Masakiyo Sumida spends most of his hours sequestered to a motorized wheelchair, communicating through an obnoxious electronic speaking device (which sounds strikingly like a Japanese version of the Speak ‘N Spell). He gets along well with the trio of aides that switch-hit to assist him, particularly Take, a good-looking, affable singer in a roaring thrash band who loves spending his nursing shift downing a few beers with Sumida.
Despite the constant presence of friendly helpers, Sumida is addicted to porn and lonely as hell, and when he has a chance to hire a cute little college girl as his newest aide, he jumps all over the chance. After briefly enjoying the fresh dynamic the college girl provides, Sumida grows frustrated as she grows progressively interested in the handsome Take, and a darkness begins to spread inside of him.

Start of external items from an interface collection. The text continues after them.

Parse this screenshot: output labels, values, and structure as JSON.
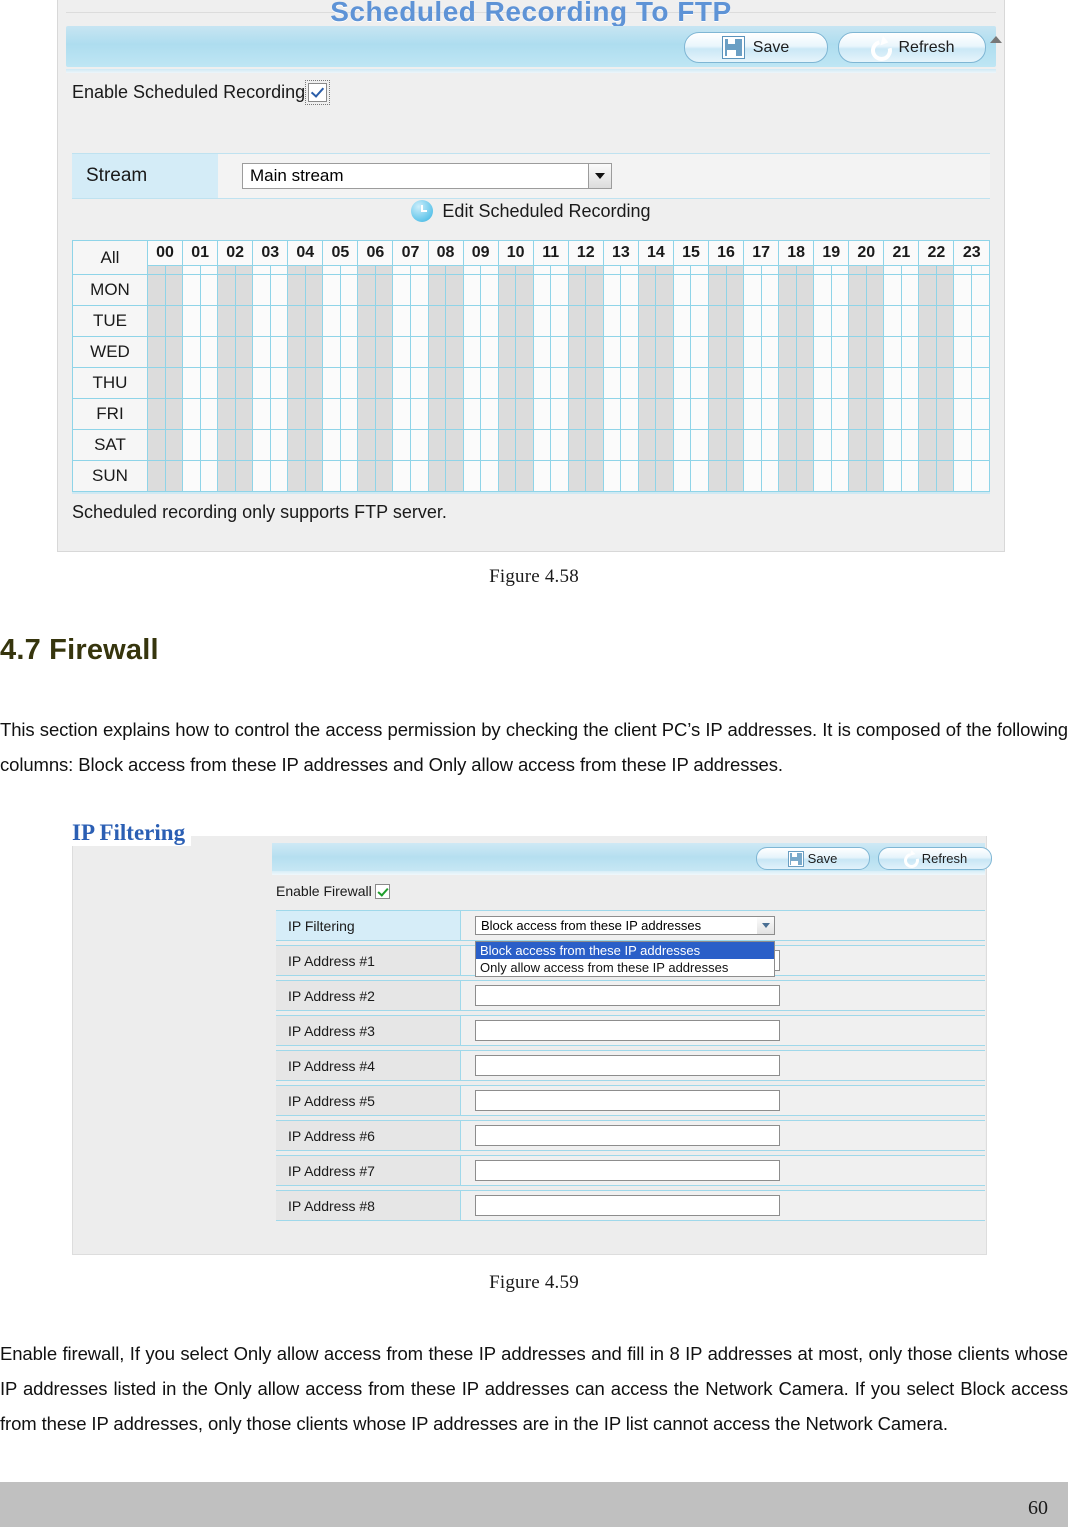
{
  "figure_458": {
    "title": "Scheduled Recording To FTP",
    "toolbar": {
      "save_label": "Save",
      "refresh_label": "Refresh"
    },
    "enable_label": "Enable Scheduled Recording",
    "enable_checked": true,
    "stream": {
      "label": "Stream",
      "value": "Main stream"
    },
    "edit_schedule_label": "Edit Scheduled Recording",
    "grid": {
      "all_label": "All",
      "hours": [
        "00",
        "01",
        "02",
        "03",
        "04",
        "05",
        "06",
        "07",
        "08",
        "09",
        "10",
        "11",
        "12",
        "13",
        "14",
        "15",
        "16",
        "17",
        "18",
        "19",
        "20",
        "21",
        "22",
        "23"
      ],
      "days": [
        "MON",
        "TUE",
        "WED",
        "THU",
        "FRI",
        "SAT",
        "SUN"
      ]
    },
    "note": "Scheduled recording only supports FTP server.",
    "caption": "Figure 4.58"
  },
  "section": {
    "heading": "4.7 Firewall",
    "intro": "This section explains how to control the access permission by checking the client PC’s IP addresses. It is composed of the following columns: Block access from these IP addresses and Only allow access from these IP addresses.",
    "outro": "Enable firewall, If you select Only allow access from these IP addresses and fill in 8 IP addresses at most, only those clients whose IP addresses listed in the Only allow access from these IP addresses can access the Network Camera. If you select Block access from these IP addresses, only those clients whose IP addresses are in the IP list cannot access the Network Camera."
  },
  "figure_459": {
    "legend": "IP Filtering",
    "toolbar": {
      "save_label": "Save",
      "refresh_label": "Refresh"
    },
    "enable_label": "Enable Firewall",
    "enable_checked": true,
    "ip_filtering": {
      "label": "IP Filtering",
      "selected": "Block access from these IP addresses",
      "options": [
        "Block access from these IP addresses",
        "Only allow access from these IP addresses"
      ],
      "dropdown_open": true
    },
    "ip_rows": [
      {
        "label": "IP Address #1",
        "value": ""
      },
      {
        "label": "IP Address #2",
        "value": ""
      },
      {
        "label": "IP Address #3",
        "value": ""
      },
      {
        "label": "IP Address #4",
        "value": ""
      },
      {
        "label": "IP Address #5",
        "value": ""
      },
      {
        "label": "IP Address #6",
        "value": ""
      },
      {
        "label": "IP Address #7",
        "value": ""
      },
      {
        "label": "IP Address #8",
        "value": ""
      }
    ],
    "caption": "Figure 4.59"
  },
  "footer": {
    "page_number": "60"
  },
  "colors": {
    "heading": "#36350D",
    "panel_title": "#5E93D6",
    "legend": "#2B5FB4",
    "toolbar": "#AEDDEF",
    "grid_line": "#8FD4E8",
    "dropdown_selection": "#2A5FC8",
    "footer_band": "#C0C0C0"
  }
}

Masakiyo Sumida is disabled in real life, and his tightly-wound facial muscles frequently mask the emotions trying to break through his bearded, bespectacled visage. Late Bloomer doesn’t come across as exploitative—Sumida appears to be enjoying himself in more than a few segments—but director Shibata does employ a dubious technique that’s been utilized heavily in recent Steven Seagal films: Just plant him in the middle of a scene and edit around him, no acting required. Still, it somehow works for Late Bloomer.
Starting out as a carefully paced character study, the movie doesn’t hit the horror jackpot until the final 20 minutes, and even then, it’s not the exactly the craziest roller coaster in the amusement park. More art film than gore fest, Go Shibata’s film aims to get into your brain and stay there. And there’s no denying that once it takes root, Late Bloomer is a hard movie to shake.